Wed 26 Nov 2008
Filed under: Inside Burma,News
Travelers on the Zemi river charge that delays enforced by a Karen National Union (KNU) checkpoint are designed to earn extra income for relatives of KNU members, while a KNU source says the delays are for travelers’ safety.
Travelers and traders using the Zemi River must change boats at the KNU checkpoint, say IMNA sources who recently made the trip. They are also not allowed to depart from the checkpoint after 4pm. multiple sources among travelers and ethnic-ceasefire groups surmised that the delays are designed to encourage travelers to spend the night, and spend their money, at shops near the checkpoint.
Mi Htaw, a passenger who recently traveled though the Kyun-chaung gate, complained that though her boat arrived at 1pm, she was not allowed to leave until nearly 4pm, when a new boat was ready.

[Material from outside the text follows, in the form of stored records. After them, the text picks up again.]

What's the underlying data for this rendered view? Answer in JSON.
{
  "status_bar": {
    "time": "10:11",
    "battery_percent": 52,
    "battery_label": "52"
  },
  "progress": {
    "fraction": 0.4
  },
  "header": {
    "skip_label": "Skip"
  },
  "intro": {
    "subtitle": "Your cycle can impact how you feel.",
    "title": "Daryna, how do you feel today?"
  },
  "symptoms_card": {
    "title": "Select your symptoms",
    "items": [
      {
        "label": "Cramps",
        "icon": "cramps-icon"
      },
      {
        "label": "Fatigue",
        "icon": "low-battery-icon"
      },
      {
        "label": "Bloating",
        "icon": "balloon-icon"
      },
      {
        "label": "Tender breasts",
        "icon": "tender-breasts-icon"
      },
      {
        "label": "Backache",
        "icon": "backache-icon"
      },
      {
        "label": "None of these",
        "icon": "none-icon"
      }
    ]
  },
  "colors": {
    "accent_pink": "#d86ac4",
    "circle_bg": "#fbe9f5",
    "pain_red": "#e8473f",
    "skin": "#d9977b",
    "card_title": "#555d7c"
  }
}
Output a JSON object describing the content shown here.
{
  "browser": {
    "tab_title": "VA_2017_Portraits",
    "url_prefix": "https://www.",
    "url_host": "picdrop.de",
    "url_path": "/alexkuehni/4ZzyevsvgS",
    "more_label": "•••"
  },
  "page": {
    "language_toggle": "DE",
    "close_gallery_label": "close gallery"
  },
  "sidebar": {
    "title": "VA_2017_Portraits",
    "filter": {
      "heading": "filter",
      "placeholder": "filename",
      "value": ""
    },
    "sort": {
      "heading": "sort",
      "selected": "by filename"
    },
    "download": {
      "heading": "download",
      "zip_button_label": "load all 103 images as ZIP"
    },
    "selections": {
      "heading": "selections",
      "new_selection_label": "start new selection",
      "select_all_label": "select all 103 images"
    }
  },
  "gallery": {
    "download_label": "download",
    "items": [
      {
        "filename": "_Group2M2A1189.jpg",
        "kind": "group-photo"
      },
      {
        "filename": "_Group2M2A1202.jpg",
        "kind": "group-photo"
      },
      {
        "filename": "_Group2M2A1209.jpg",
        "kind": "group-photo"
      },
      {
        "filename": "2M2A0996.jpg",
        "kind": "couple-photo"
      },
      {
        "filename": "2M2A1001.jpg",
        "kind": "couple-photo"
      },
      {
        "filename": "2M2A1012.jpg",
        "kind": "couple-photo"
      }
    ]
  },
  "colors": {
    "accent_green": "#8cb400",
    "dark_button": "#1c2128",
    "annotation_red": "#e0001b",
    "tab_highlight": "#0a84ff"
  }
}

She and other passengers expressed frustration, and said that they could easily have continued on their previous boat.
Had Mi Htaw’s group waited a little longer, they would have been entirely barred from passing; no boats are allowed to depart after 4pm.
Travelers waiting around at the checkpoint, especially those forced to spend the night, must purchase food and water from shops near the checkpoint. â€œThey made us delay our trip and we had to spend our money for food at the house boat shop,â€ said Mi Htaw.
Prices at the shop are unfairly high, sometimes more than double what they should be, say travelers. According to Saw Tu Tu, KNU officer in charge of the Kyun-chaung checkpoint, relatives of KNU members own the shops.
Saw Tu Tu denied keeping travelers at the checkpoint to make money at the shops, and said rather that it was for their safety. Navigating the river at night is dangerous he said in a phone interview with IMNA. â€œWe worry for the passengers, so we do not allow them to pass the gate after 5 pm. I don’t think people face many difficulties from this arrangement.â€ Travelers, however, reported being told at the checkpoint that they could not depart after 4pm.
KNU policy is take responsibility for accidents that befall boats after they pass through their checkpoint, which could be encouraging the group to take particular care for traveler’s safety. In October, for instance, a woman was compensated 600,000 kyat after her baby drowned in an accident two miles from the Kyun-chaung checkpoint.
Water levels in the Zemi River have dropped since the end of the rainy season, exposing large rocks and other obstacles to safe navigation. Travel on the river, which is home to over fifteen gates operated by the KNU, as well as the Democratic Karen Buddhist Army, New Mon State Party (NMSP) and Burmese army battalions, is set to be closed on December 6th due to low water levels.
Passengers, however, expressed skepticism that the delays were generated by concern for their safety. A number of villages and houseboats are easily reachable in both directions from the Kyun-chaung gate, they pointed out, offering ample places to stop and take safe harbor.
A source in the NMSP familiar with operations of the checkpoint also did not believe the excuse proffered by Saw Tu Tu, and agreed that travelers had plenty of places to safely spend the night should they be caught on the river at nightfall. Instead, said the NMSP source, whoever is operating the checkpoint is likely trying to make extra income.
The Zemi River saw unusually high rates of traffic during the 2008 rainy season, said a report released by the Human Rights Foundation of Monland. According to the report, an average of one hundred and fifty to two hundred people passed through river checkpoints every day. This is up from 2006 and 2007, the report said, when daily traffic was closer to between thirty and fifty people a day. The Zemi River becomes the primary transit route to and from Three Pagodas Pass when roads are muddied and destroyed by the rainy season.